20191027_175135The monthly jazz gigs at this north Edinburgh venue are becoming increasingly popular with locals, perhaps as the church hall setting acquires greater familiarity to a jazz-going audience. Of course, what matters most is that Jazz at St James is hosting, in this middle-sized concert space, some really excellent Scottish music.

Last month Bill Frisell – channelling Kevin McKenzie Trio was hosted here, whilst next month (on Saturday 16 November), piano – sax duo, New Focus Duo will re-visit with their lyrical jazz-classical.  Riches indeed.

But tonight it was the turn of the youthful Fergus McCreadie Trio (FMT) who played a lovely, mature – beyond – their – years set to a full house.

McCreadie composed most of the tunes tonight, other than an evolved piece by double bassist David Bowden, who was BBC Young Scottish Musician of the Year 2017, nowadays leader of energetic world music – jazz group, Mezcla.

Tonight’s concert consisted mostly of McCreadie tunes from the band’s 2018 award-wining debut album, TURAS, his signature Celtic jazz beginning as a still, small voice, gradually building to high-speed, thunderous climaxes before resolving serenely. The newest tunes – some as yet un-named and hopefully to appear on the next FMT album due out in early 2019 – were noticeably richer and no less melodious than the earlier ones.

To this listener there is a quintessential Scottishness to McCreadie’s compositions, related to the Celtic lyricism but also to the wide-ranging emotional intensity. The pianism is evolving fast and his much-vaunted star quality is emerging too in his band mates, Bowden and dynamic drummer Stephen Henderson. Already gigging overseas, this is a band well worth keeping an eye on.

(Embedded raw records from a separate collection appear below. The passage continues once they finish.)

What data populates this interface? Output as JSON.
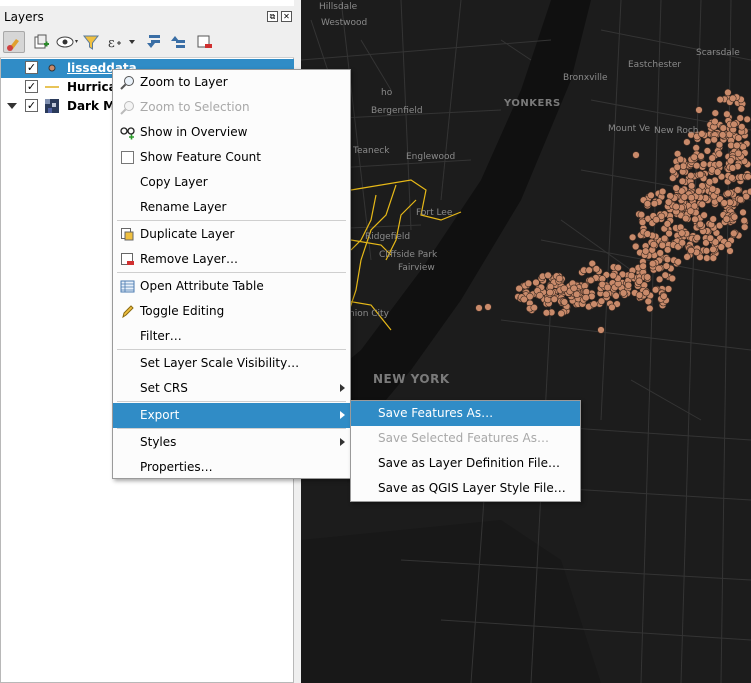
{
  "panel": {
    "title": "Layers",
    "float_glyph": "⧉",
    "close_glyph": "✕"
  },
  "toolbar": {
    "icons": [
      "style-manager-icon",
      "add-group-icon",
      "visibility-eye-icon",
      "filter-legend-icon",
      "filter-expression-icon",
      "expand-all-icon",
      "collapse-all-icon",
      "remove-layer-icon"
    ]
  },
  "layers": [
    {
      "name": "lisseddata",
      "checked": "✓",
      "selected": true
    },
    {
      "name": "Hurricai",
      "checked": "✓",
      "selected": false
    },
    {
      "name": "Dark Ma",
      "checked": "✓",
      "selected": false
    }
  ],
  "map": {
    "labels": [
      "Hillsdale",
      "Westwood",
      "Bergenfield",
      "YONKERS",
      "Teaneck",
      "Englewood",
      "Mount Ve",
      "New Roch",
      "Bronxville",
      "Eastchester",
      "Scarsdale",
      "ho",
      "Fort Lee",
      "Ridgefield",
      "Cliffside Park",
      "Fairview",
      "nion City",
      "NEW YORK"
    ],
    "colors": {
      "background": "#1c1c1c",
      "roads": "#3a3a3a",
      "highways": "#f0c419",
      "points": "#c98a6a",
      "water": "#101010"
    }
  },
  "menu": {
    "items": [
      {
        "label": "Zoom to Layer",
        "icon": "zoom-layer-icon",
        "disabled": false
      },
      {
        "label": "Zoom to Selection",
        "icon": "zoom-selection-icon",
        "disabled": true
      },
      {
        "label": "Show in Overview",
        "icon": "overview-glasses-icon",
        "disabled": false
      },
      {
        "label": "Show Feature Count",
        "icon": "checkbox-icon",
        "disabled": false
      },
      {
        "label": "Copy Layer",
        "icon": "",
        "disabled": false
      },
      {
        "label": "Rename Layer",
        "icon": "",
        "disabled": false
      },
      {
        "label": "Duplicate Layer",
        "icon": "duplicate-layer-icon",
        "disabled": false
      },
      {
        "label": "Remove Layer…",
        "icon": "remove-layer-icon",
        "disabled": false
      },
      {
        "label": "Open Attribute Table",
        "icon": "attribute-table-icon",
        "disabled": false
      },
      {
        "label": "Toggle Editing",
        "icon": "pencil-icon",
        "disabled": false
      },
      {
        "label": "Filter…",
        "icon": "",
        "disabled": false
      },
      {
        "label": "Set Layer Scale Visibility…",
        "icon": "",
        "disabled": false
      },
      {
        "label": "Set CRS",
        "icon": "",
        "disabled": false,
        "submenu": true
      },
      {
        "label": "Export",
        "icon": "",
        "disabled": false,
        "submenu": true,
        "highlighted": true
      },
      {
        "label": "Styles",
        "icon": "",
        "disabled": false,
        "submenu": true
      },
      {
        "label": "Properties…",
        "icon": "",
        "disabled": false
      }
    ]
  },
  "submenu": {
    "items": [
      {
        "label": "Save Features As…",
        "disabled": false,
        "highlighted": true
      },
      {
        "label": "Save Selected Features As…",
        "disabled": true
      },
      {
        "label": "Save as Layer Definition File…",
        "disabled": false
      },
      {
        "label": "Save as QGIS Layer Style File…",
        "disabled": false
      }
    ]
  }
}
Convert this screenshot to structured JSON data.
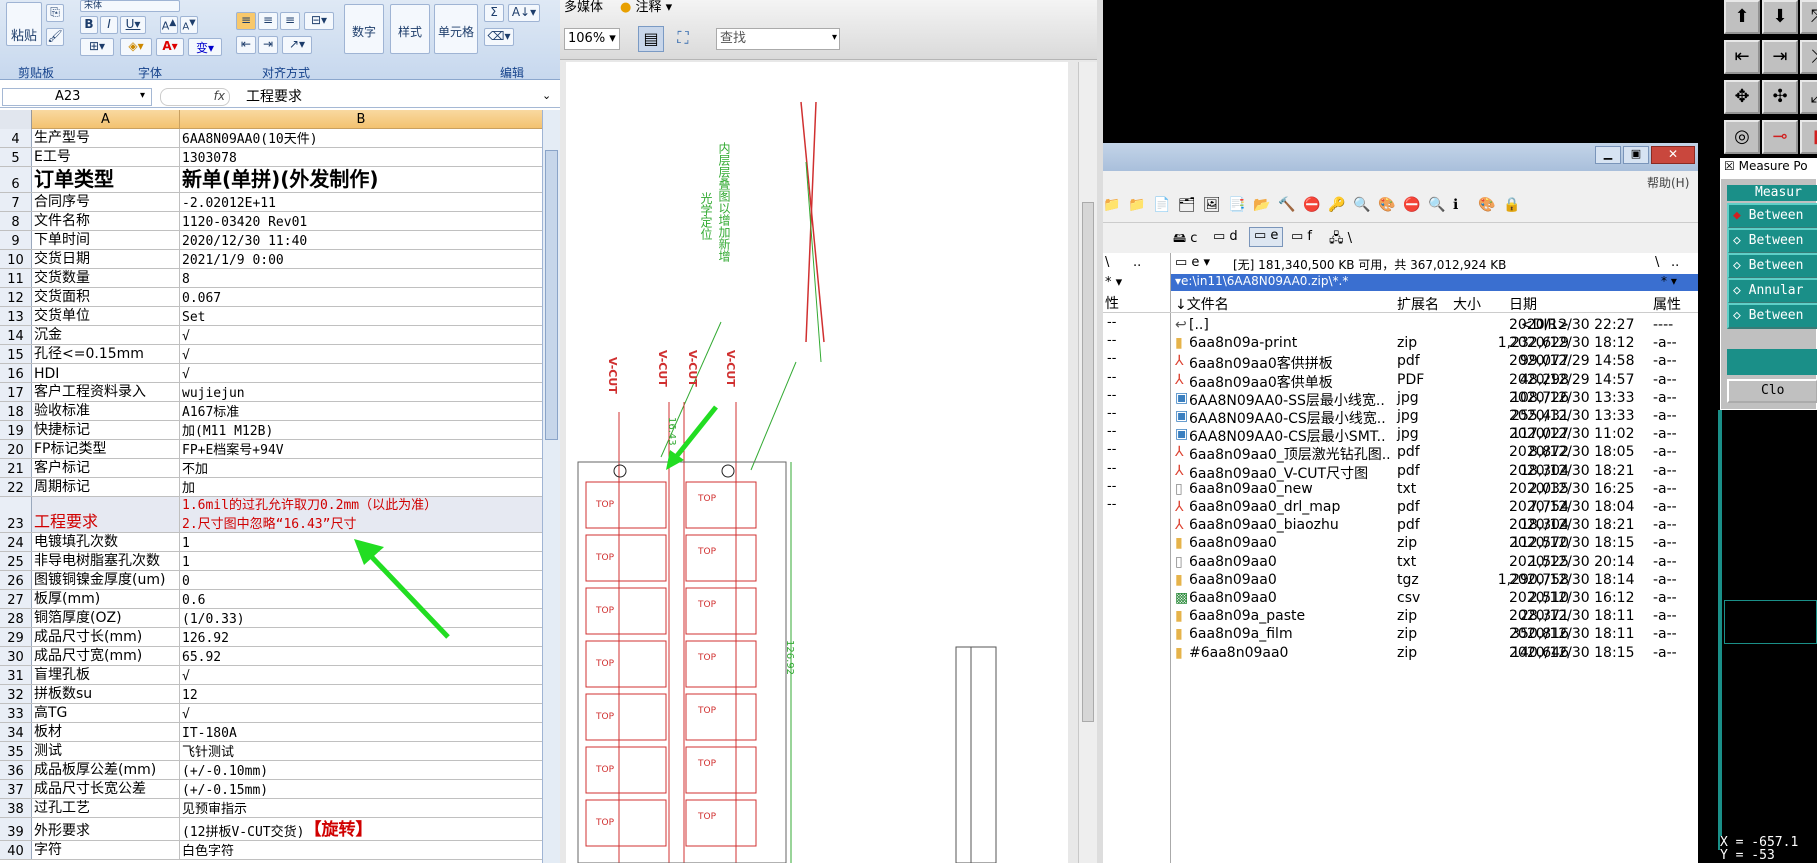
{
  "excel": {
    "ribbon": {
      "paste_label": "粘贴",
      "clipboard_label": "剪贴板",
      "font_group_label": "字体",
      "align_group_label": "对齐方式",
      "number_label": "数字",
      "style_label": "样式",
      "cell_label": "单元格",
      "edit_label": "编辑",
      "font_name": "宋体"
    },
    "name_box": "A23",
    "fx": "fx",
    "formula_value": "工程要求",
    "col_a": "A",
    "col_b": "B",
    "rows": [
      {
        "n": "4",
        "a": "生产型号",
        "b": "6AA8N09AA0(10天件)"
      },
      {
        "n": "5",
        "a": "E工号",
        "b": "1303078"
      },
      {
        "n": "6",
        "a": "订单类型",
        "b": "新单(单拼)(外发制作)",
        "big": true
      },
      {
        "n": "7",
        "a": "合同序号",
        "b": "-2.02012E+11"
      },
      {
        "n": "8",
        "a": "文件名称",
        "b": "1120-03420 Rev01"
      },
      {
        "n": "9",
        "a": "下单时间",
        "b": "2020/12/30 11:40"
      },
      {
        "n": "10",
        "a": "交货日期",
        "b": "2021/1/9 0:00"
      },
      {
        "n": "11",
        "a": "交货数量",
        "b": "8"
      },
      {
        "n": "12",
        "a": "交货面积",
        "b": "0.067"
      },
      {
        "n": "13",
        "a": "交货单位",
        "b": "Set"
      },
      {
        "n": "14",
        "a": "沉金",
        "b": "√"
      },
      {
        "n": "15",
        "a": "孔径<=0.15mm",
        "b": "√"
      },
      {
        "n": "16",
        "a": "HDI",
        "b": "√"
      },
      {
        "n": "17",
        "a": "客户工程资料录入",
        "b": "wujiejun"
      },
      {
        "n": "18",
        "a": "验收标准",
        "b": "A167标准"
      },
      {
        "n": "19",
        "a": "快捷标记",
        "b": "加(M11 M12B)"
      },
      {
        "n": "20",
        "a": "FP标记类型",
        "b": "FP+E档案号+94V"
      },
      {
        "n": "21",
        "a": "客户标记",
        "b": "不加"
      },
      {
        "n": "22",
        "a": "周期标记",
        "b": "加"
      },
      {
        "n": "23",
        "a": "工程要求",
        "b": "1.6mil的过孔允许取刀0.2mm（以此为准）",
        "b2": "2.尺寸图中忽略“16.43”尺寸",
        "red": true
      },
      {
        "n": "24",
        "a": "电镀填孔次数",
        "b": "1"
      },
      {
        "n": "25",
        "a": "非导电树脂塞孔次数",
        "b": "1"
      },
      {
        "n": "26",
        "a": "图镀铜镍金厚度(um)",
        "b": "0"
      },
      {
        "n": "27",
        "a": "板厚(mm)",
        "b": "0.6"
      },
      {
        "n": "28",
        "a": "铜箔厚度(OZ)",
        "b": " (1/0.33)"
      },
      {
        "n": "29",
        "a": "成品尺寸长(mm)",
        "b": "126.92"
      },
      {
        "n": "30",
        "a": "成品尺寸宽(mm)",
        "b": "65.92"
      },
      {
        "n": "31",
        "a": "盲埋孔板",
        "b": "√"
      },
      {
        "n": "32",
        "a": "拼板数su",
        "b": "12"
      },
      {
        "n": "33",
        "a": "高TG",
        "b": "√"
      },
      {
        "n": "34",
        "a": "板材",
        "b": "IT-180A"
      },
      {
        "n": "35",
        "a": "测试",
        "b": "飞针测试"
      },
      {
        "n": "36",
        "a": "成品板厚公差(mm)",
        "b": "(+/-0.10mm)"
      },
      {
        "n": "37",
        "a": "成品尺寸长宽公差",
        "b": "(+/-0.15mm)"
      },
      {
        "n": "38",
        "a": "过孔工艺",
        "b": "见预审指示"
      },
      {
        "n": "39",
        "a": "外形要求",
        "b": "(12拼板V-CUT交货)",
        "b_red": "【旋转】"
      },
      {
        "n": "40",
        "a": "字符",
        "b": "白色字符"
      }
    ]
  },
  "pdf": {
    "menu_media": "多媒体",
    "menu_annotate": "注释",
    "zoom": "106%",
    "search_placeholder": "查找",
    "vcut_label": "V-CUT",
    "top_label": "TOP",
    "dim_label": "126.92",
    "note1": "内层层叠图以增加新增",
    "note2": "光学定位",
    "note3": "16.43"
  },
  "fm": {
    "help_menu": "帮助(H)",
    "drives": [
      "c",
      "d",
      "e",
      "f",
      "\\"
    ],
    "free_space": "[无] 181,340,500 KB 可用，共 367,012,924 KB",
    "drive_sel": "e",
    "path": "e:\\in11\\6AA8N09AA0.zip\\*.*",
    "left_path": "\\",
    "left_dots": "..",
    "col_name": "↓文件名",
    "col_ext": "扩展名",
    "col_size": "大小",
    "col_date": "日期",
    "col_attr": "属性",
    "left_col_attr": "性",
    "files": [
      {
        "name": "[..]",
        "ext": "",
        "size": "<DIR>",
        "date": "2020/12/30 22:27",
        "attr": "----",
        "icon": "up"
      },
      {
        "name": "6aa8n09a-print",
        "ext": "zip",
        "size": "1,232,629",
        "date": "2020/12/30 18:12",
        "attr": "-a--",
        "icon": "zip"
      },
      {
        "name": "6aa8n09aa0客供拼板",
        "ext": "pdf",
        "size": "99,077",
        "date": "2020/12/29 14:58",
        "attr": "-a--",
        "icon": "pdf"
      },
      {
        "name": "6aa8n09aa0客供单板",
        "ext": "PDF",
        "size": "48,298",
        "date": "2020/12/29 14:57",
        "attr": "-a--",
        "icon": "pdf"
      },
      {
        "name": "6AA8N09AA0-SS层最小线宽..",
        "ext": "jpg",
        "size": "108,726",
        "date": "2020/12/30 13:33",
        "attr": "-a--",
        "icon": "img"
      },
      {
        "name": "6AA8N09AA0-CS层最小线宽..",
        "ext": "jpg",
        "size": "255,431",
        "date": "2020/12/30 13:33",
        "attr": "-a--",
        "icon": "img"
      },
      {
        "name": "6AA8N09AA0-CS层最小SMT..",
        "ext": "jpg",
        "size": "117,027",
        "date": "2020/12/30 11:02",
        "attr": "-a--",
        "icon": "img"
      },
      {
        "name": "6aa8n09aa0_顶层激光钻孔图..",
        "ext": "pdf",
        "size": "8,872",
        "date": "2020/12/30 18:05",
        "attr": "-a--",
        "icon": "pdf"
      },
      {
        "name": "6aa8n09aa0_V-CUT尺寸图",
        "ext": "pdf",
        "size": "18,304",
        "date": "2020/12/30 18:21",
        "attr": "-a--",
        "icon": "pdf"
      },
      {
        "name": "6aa8n09aa0_new",
        "ext": "txt",
        "size": "2,035",
        "date": "2020/12/30 16:25",
        "attr": "-a--",
        "icon": "txt"
      },
      {
        "name": "6aa8n09aa0_drl_map",
        "ext": "pdf",
        "size": "7,754",
        "date": "2020/12/30 18:04",
        "attr": "-a--",
        "icon": "pdf"
      },
      {
        "name": "6aa8n09aa0_biaozhu",
        "ext": "pdf",
        "size": "18,304",
        "date": "2020/12/30 18:21",
        "attr": "-a--",
        "icon": "pdf"
      },
      {
        "name": "6aa8n09aa0",
        "ext": "zip",
        "size": "112,570",
        "date": "2020/12/30 18:15",
        "attr": "-a--",
        "icon": "zip"
      },
      {
        "name": "6aa8n09aa0",
        "ext": "txt",
        "size": "1,525",
        "date": "2020/12/30 20:14",
        "attr": "-a--",
        "icon": "txt"
      },
      {
        "name": "6aa8n09aa0",
        "ext": "tgz",
        "size": "1,290,758",
        "date": "2020/12/30 18:14",
        "attr": "-a--",
        "icon": "zip"
      },
      {
        "name": "6aa8n09aa0",
        "ext": "csv",
        "size": "2,510",
        "date": "2020/12/30 16:12",
        "attr": "-a--",
        "icon": "csv"
      },
      {
        "name": "6aa8n09a_paste",
        "ext": "zip",
        "size": "28,371",
        "date": "2020/12/30 18:11",
        "attr": "-a--",
        "icon": "zip"
      },
      {
        "name": "6aa8n09a_film",
        "ext": "zip",
        "size": "350,816",
        "date": "2020/12/30 18:11",
        "attr": "-a--",
        "icon": "zip"
      },
      {
        "name": "#6aa8n09aa0",
        "ext": "zip",
        "size": "140,646",
        "date": "2020/12/30 18:15",
        "attr": "-a--",
        "icon": "zip"
      }
    ]
  },
  "cad": {
    "measure_title": "Measure Po",
    "measure_header": "Measur",
    "items": [
      "Between",
      "Between",
      "Between",
      "Annular",
      "Between"
    ],
    "close": "Clo",
    "coord_x": "X = -657.1",
    "coord_y": "Y = -53"
  },
  "colors": {
    "accent": "#15428b",
    "red": "#d00000",
    "teal": "#1a8f88",
    "cadred": "#d02020",
    "green": "#22dd22"
  }
}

Fergus McCreadie presents: Luca Manning with Laura Macdonald & Fergus McCreadie / Charlie Stewart & Fergus McCreadie, St Bride’s Centre, Edinburgh, Scotland, 19 October 2019


Last night as part of mini jazz fest ‘Gallus‘, a full house was treated to a beautiful airing of young singer Luca Manning‘s newly released debut album, When The Sun Comes Out.

A lovely mix of Standards, two pieces by Manning, one by Fergus McCreadie, a Joni Mitchell and the traditional Loch Lomond as encore, this felt like a milestone performance for the charismatic Manning who clearly has a successful career ahead of him. Stalwart alto saxophonist Laura Macdonald‘s accompaniments were perfectly judged, whilst McCreadie’s piano was occasionally a little loud but otherwise as ever, heaving with creativity.

The second half of the gig was reportedly a gift from McCreadie to himself, and had him duetting with old school-mate and friend, folk-jazz fiddler Charlie Stewart. Starting at slow – moderate tempo, the pair played Scottish traditional tunes, McCreadie at times briefly soloing off piste into some upper register jazz figures. The pace gradually picked up to stompingly rapid and soul-stirring fare.

Two excellent concerts for the price of one. Clearly Scottish music – jazz and traditional, and that interesting mix of both – is in rude health.